Keep the love alive by putting time into your relationship
Sarah Olsen, Contributing Writer
February 17, 2013
Filed under Wright Life
Spending time with a special one this Valentine’s Day may sound sweet and romantic but remember that relationships take a lot of work, time and devotion. No matter what stage you are in, staff psychologist Dr. Jessica Moss offers advice and counsel to anyone in or seeking a relationship.
“There’s no single definition for a healthy relationship. What’s ‘too clingy’ for one person is perfect for another,” Moss said. “I think it’s up to each person to define ‘healthy’ for him or herself. In order to do so, I suggest that people consider their own values, beliefs, preferences and needs. Once one is aware of how they define health in a relationship and understand their own feelings, they can make better informed decisions about whether or not to continue in the relationship and communicate with a partner about things they would like to be different.”
There are common practices that every couple should do. Couples should have clear communication, make time and sacrifices for each other and respect each other and their boundaries.
“I think that any relationship, including friendships and romantic relationships, can benefit from clear communication,” Moss said. “Relationships often go better when each person communicates clearly about what he or she wants and needs instead of expecting that the other person will be able to understand without being told.”
Moss suggested that couples benefit from scheduling time to devote to their relationship and focus on the positive aspects of the relationship even if things are not going well.
“A good point to remember is that relationships require time and energy – they will not maintain themselves,” Moss said.
The point of a relationship is to learn about one’s self and what one wants in a future spouse.
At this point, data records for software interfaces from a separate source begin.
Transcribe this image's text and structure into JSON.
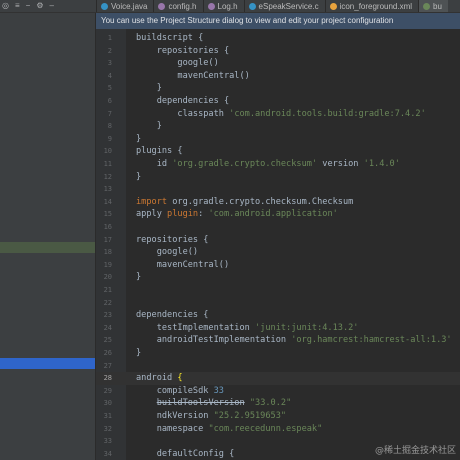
{
  "toolbar": {
    "icons": [
      "target-icon",
      "expand-icon",
      "collapse-icon",
      "gear-icon",
      "minimize-icon"
    ]
  },
  "tabs": [
    {
      "label": "Voice.java",
      "icon": "java-file-icon",
      "color": "#3592c4"
    },
    {
      "label": "config.h",
      "icon": "header-file-icon",
      "color": "#9876aa"
    },
    {
      "label": "Log.h",
      "icon": "header-file-icon",
      "color": "#9876aa"
    },
    {
      "label": "eSpeakService.c",
      "icon": "c-file-icon",
      "color": "#3592c4"
    },
    {
      "label": "icon_foreground.xml",
      "icon": "xml-file-icon",
      "color": "#e8a33d"
    },
    {
      "label": "bu",
      "icon": "gradle-file-icon",
      "color": "#6a8759",
      "selected": true
    }
  ],
  "banner": {
    "text": "You can use the Project Structure dialog to view and edit your project configuration"
  },
  "editor": {
    "current_line": 28,
    "lines": [
      {
        "n": "1",
        "t": [
          [
            "plain",
            "buildscript {"
          ]
        ]
      },
      {
        "n": "2",
        "t": [
          [
            "plain",
            "    repositories {"
          ]
        ]
      },
      {
        "n": "3",
        "t": [
          [
            "plain",
            "        google()"
          ]
        ]
      },
      {
        "n": "4",
        "t": [
          [
            "plain",
            "        mavenCentral()"
          ]
        ]
      },
      {
        "n": "5",
        "t": [
          [
            "plain",
            "    }"
          ]
        ]
      },
      {
        "n": "6",
        "t": [
          [
            "plain",
            "    dependencies {"
          ]
        ]
      },
      {
        "n": "7",
        "t": [
          [
            "plain",
            "        classpath "
          ],
          [
            "str",
            "'com.android.tools.build:gradle:7.4.2'"
          ]
        ]
      },
      {
        "n": "8",
        "t": [
          [
            "plain",
            "    }"
          ]
        ]
      },
      {
        "n": "9",
        "t": [
          [
            "plain",
            "}"
          ]
        ]
      },
      {
        "n": "10",
        "t": [
          [
            "plain",
            "plugins {"
          ]
        ]
      },
      {
        "n": "11",
        "t": [
          [
            "plain",
            "    id "
          ],
          [
            "str",
            "'org.gradle.crypto.checksum'"
          ],
          [
            "plain",
            " version "
          ],
          [
            "str",
            "'1.4.0'"
          ]
        ]
      },
      {
        "n": "12",
        "t": [
          [
            "plain",
            "}"
          ]
        ]
      },
      {
        "n": "13",
        "t": []
      },
      {
        "n": "14",
        "t": [
          [
            "kw",
            "import "
          ],
          [
            "plain",
            "org.gradle.crypto.checksum.Checksum"
          ]
        ]
      },
      {
        "n": "15",
        "t": [
          [
            "plain",
            "apply "
          ],
          [
            "kw",
            "plugin"
          ],
          [
            "plain",
            ": "
          ],
          [
            "str",
            "'com.android.application'"
          ]
        ]
      },
      {
        "n": "16",
        "t": []
      },
      {
        "n": "17",
        "t": [
          [
            "plain",
            "repositories {"
          ]
        ]
      },
      {
        "n": "18",
        "t": [
          [
            "plain",
            "    google()"
          ]
        ]
      },
      {
        "n": "19",
        "t": [
          [
            "plain",
            "    mavenCentral()"
          ]
        ]
      },
      {
        "n": "20",
        "t": [
          [
            "plain",
            "}"
          ]
        ]
      },
      {
        "n": "21",
        "t": []
      },
      {
        "n": "22",
        "t": []
      },
      {
        "n": "23",
        "t": [
          [
            "plain",
            "dependencies {"
          ]
        ]
      },
      {
        "n": "24",
        "t": [
          [
            "plain",
            "    testImplementation "
          ],
          [
            "str",
            "'junit:junit:4.13.2'"
          ]
        ]
      },
      {
        "n": "25",
        "t": [
          [
            "plain",
            "    androidTestImplementation "
          ],
          [
            "str",
            "'org.hamcrest:hamcrest-all:1.3'"
          ]
        ]
      },
      {
        "n": "26",
        "t": [
          [
            "plain",
            "}"
          ]
        ]
      },
      {
        "n": "27",
        "t": []
      },
      {
        "n": "28",
        "t": [
          [
            "plain",
            "android "
          ],
          [
            "brace",
            "{"
          ]
        ]
      },
      {
        "n": "29",
        "t": [
          [
            "plain",
            "    compileSdk "
          ],
          [
            "num",
            "33"
          ]
        ]
      },
      {
        "n": "30",
        "t": [
          [
            "plain",
            "    "
          ],
          [
            "strike",
            "buildToolsVersion"
          ],
          [
            "plain",
            " "
          ],
          [
            "str",
            "\"33.0.2\""
          ]
        ]
      },
      {
        "n": "31",
        "t": [
          [
            "plain",
            "    ndkVersion "
          ],
          [
            "str",
            "\"25.2.9519653\""
          ]
        ]
      },
      {
        "n": "32",
        "t": [
          [
            "plain",
            "    namespace "
          ],
          [
            "str",
            "\"com.reecedunn.espeak\""
          ]
        ]
      },
      {
        "n": "33",
        "t": []
      },
      {
        "n": "34",
        "t": [
          [
            "plain",
            "    defaultConfig {"
          ]
        ]
      }
    ]
  },
  "watermark": "@稀土掘金技术社区"
}
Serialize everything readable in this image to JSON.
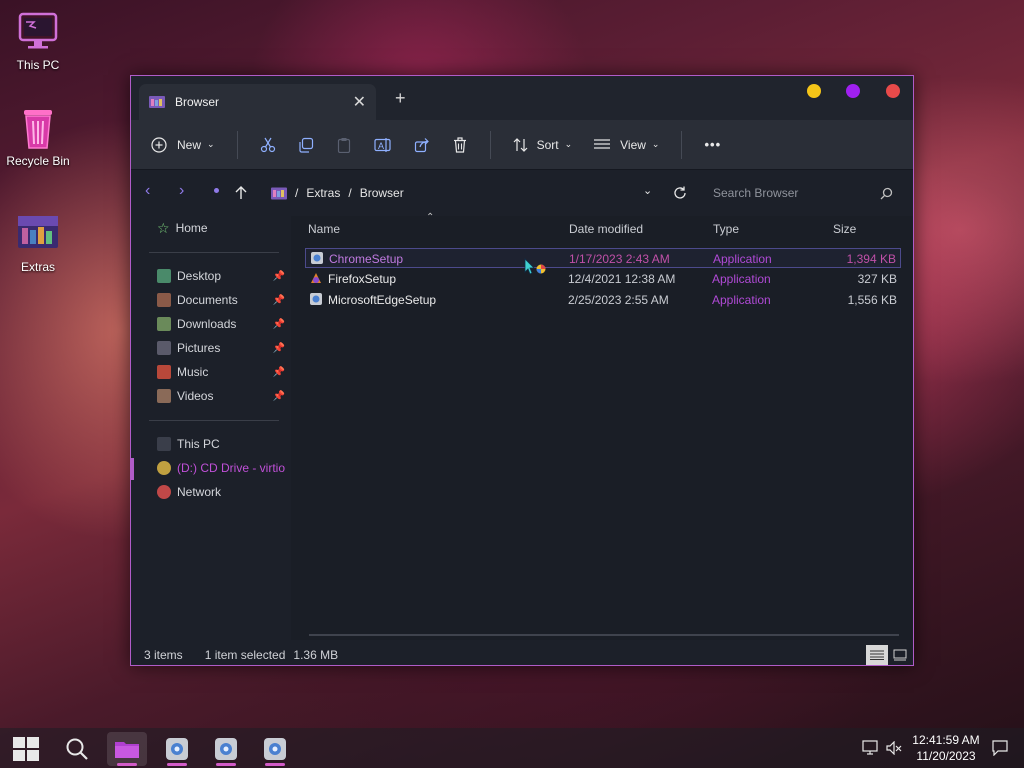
{
  "desktop": {
    "icons": [
      {
        "label": "This PC"
      },
      {
        "label": "Recycle Bin"
      },
      {
        "label": "Extras"
      }
    ]
  },
  "window": {
    "tab_title": "Browser",
    "toolbar": {
      "new_label": "New",
      "sort_label": "Sort",
      "view_label": "View",
      "more_label": "•••"
    },
    "address": {
      "path": [
        "Extras",
        "Browser"
      ],
      "separator": "/",
      "search_placeholder": "Search Browser"
    },
    "nav": {
      "home": "Home",
      "quick_access": [
        {
          "label": "Desktop",
          "color": "#4a8a6a"
        },
        {
          "label": "Documents",
          "color": "#8a5a48"
        },
        {
          "label": "Downloads",
          "color": "#6a8a5a"
        },
        {
          "label": "Pictures",
          "color": "#5a5a6a"
        },
        {
          "label": "Music",
          "color": "#b8483a"
        },
        {
          "label": "Videos",
          "color": "#8a6a58"
        }
      ],
      "this_pc": "This PC",
      "cd_drive": "(D:) CD Drive - virtio-",
      "network": "Network"
    },
    "columns": {
      "name": "Name",
      "date": "Date modified",
      "type": "Type",
      "size": "Size"
    },
    "files": [
      {
        "name": "ChromeSetup",
        "date": "1/17/2023 2:43 AM",
        "type": "Application",
        "size": "1,394 KB",
        "selected": true
      },
      {
        "name": "FirefoxSetup",
        "date": "12/4/2021 12:38 AM",
        "type": "Application",
        "size": "327 KB",
        "selected": false
      },
      {
        "name": "MicrosoftEdgeSetup",
        "date": "2/25/2023 2:55 AM",
        "type": "Application",
        "size": "1,556 KB",
        "selected": false
      }
    ],
    "status": {
      "count": "3 items",
      "selection": "1 item selected",
      "size": "1.36 MB"
    }
  },
  "taskbar": {
    "time": "12:41:59 AM",
    "date": "11/20/2023"
  },
  "colors": {
    "accent_purple": "#b05cc8",
    "selected_text": "#c07ae0",
    "type_text": "#b04ad6",
    "dot_yellow": "#f5c518",
    "dot_purple": "#a020f0",
    "dot_red": "#e84a4a"
  }
}
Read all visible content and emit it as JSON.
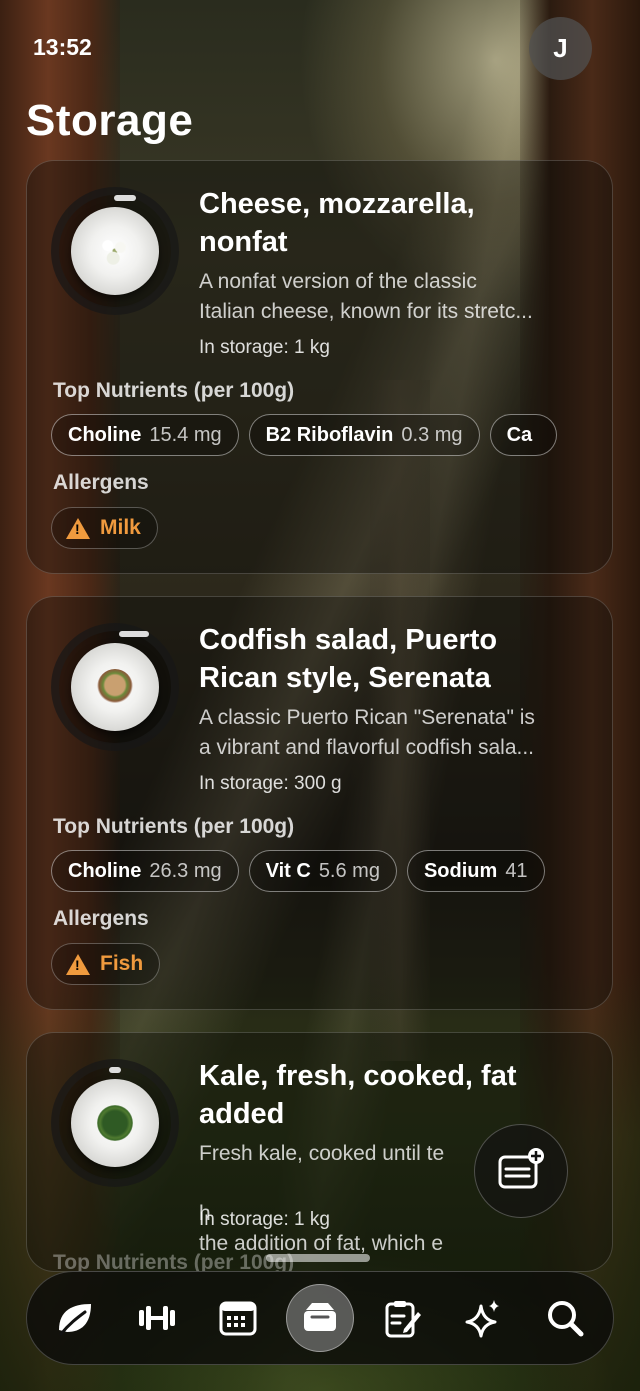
{
  "status_bar": {
    "time": "13:52"
  },
  "user": {
    "avatar_initial": "J"
  },
  "page": {
    "title": "Storage"
  },
  "labels": {
    "top_nutrients": "Top Nutrients (per 100g)",
    "allergens": "Allergens",
    "in_storage_prefix": "In storage:"
  },
  "items": [
    {
      "title": "Cheese, mozzarella, nonfat",
      "description_lines": [
        "A nonfat version of the classic",
        "Italian cheese, known for its stretc..."
      ],
      "storage": "In storage: 1 kg",
      "nutrients": [
        {
          "name": "Choline",
          "value": "15.4 mg"
        },
        {
          "name": "B2 Riboflavin",
          "value": "0.3 mg"
        },
        {
          "name": "Ca",
          "value": ""
        }
      ],
      "allergen": "Milk"
    },
    {
      "title": "Codfish salad, Puerto Rican style, Serenata",
      "description_lines": [
        "A classic Puerto Rican \"Serenata\" is",
        "a vibrant and flavorful codfish sala..."
      ],
      "storage": "In storage: 300 g",
      "nutrients": [
        {
          "name": "Choline",
          "value": "26.3 mg"
        },
        {
          "name": "Vit C",
          "value": "5.6 mg"
        },
        {
          "name": "Sodium",
          "value": "41"
        }
      ],
      "allergen": "Fish"
    },
    {
      "title": "Kale, fresh, cooked, fat added",
      "description_lines": [
        "Fresh kale, cooked until te",
        "the addition of fat, which e"
      ],
      "description_tail": [
        "h",
        "..."
      ],
      "storage": "In storage: 1 kg"
    }
  ],
  "tabbar": {
    "tabs": [
      {
        "icon": "leaf-icon"
      },
      {
        "icon": "dumbbell-icon"
      },
      {
        "icon": "calendar-icon"
      },
      {
        "icon": "storage-tray-icon",
        "active": true
      },
      {
        "icon": "notes-icon"
      },
      {
        "icon": "sparkles-icon"
      },
      {
        "icon": "search-icon"
      }
    ]
  },
  "colors": {
    "allergen": "#f09a3e",
    "active_tab": "#787878"
  }
}
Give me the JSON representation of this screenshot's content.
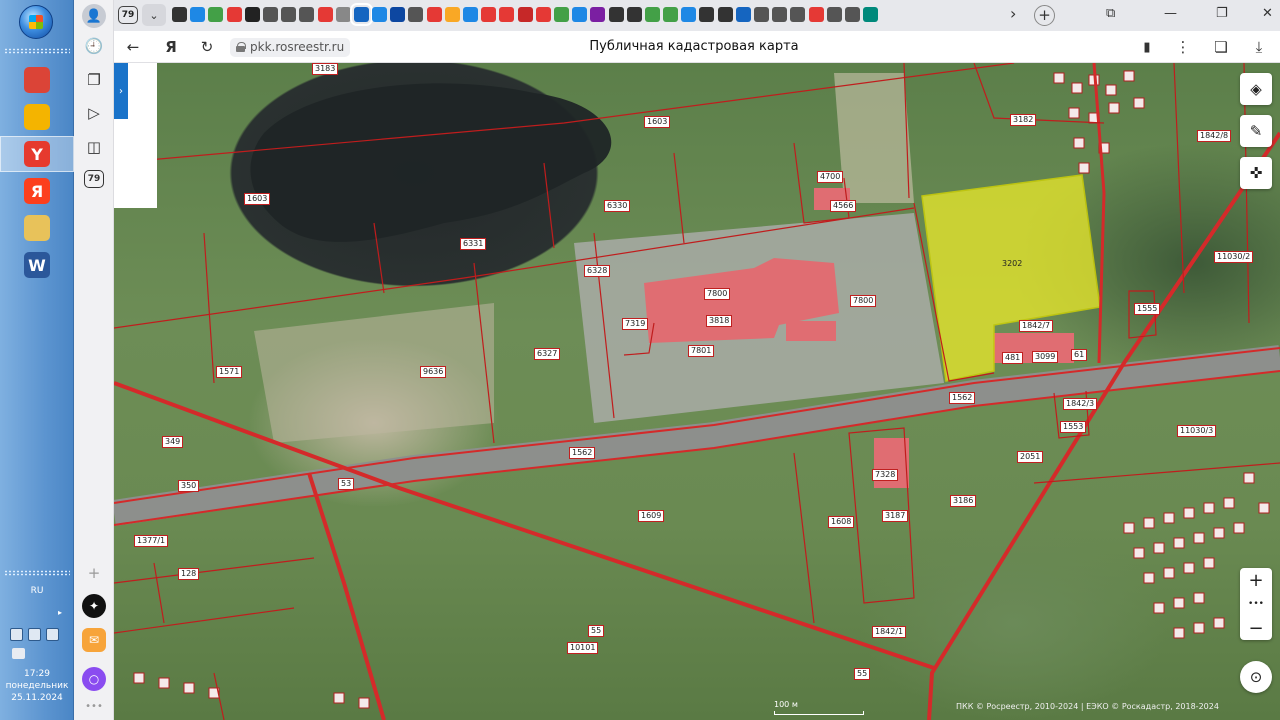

Relationships should not be about the physical but rather a close friendship between one another.
If a relationship is struggling or one person is in need of support, encourage the other person and ask how one could be of support.
“Guessing is often not productive,” Moss said.
If in need of more support or counsel, seek the Counseling and Wellness Service for individual, group or couples therapy located in the Student Union 053. If there is any type of abuse in the relationship, Wright State offers assistance at The Women’s Center and the Artemis Center located in the Dayton area.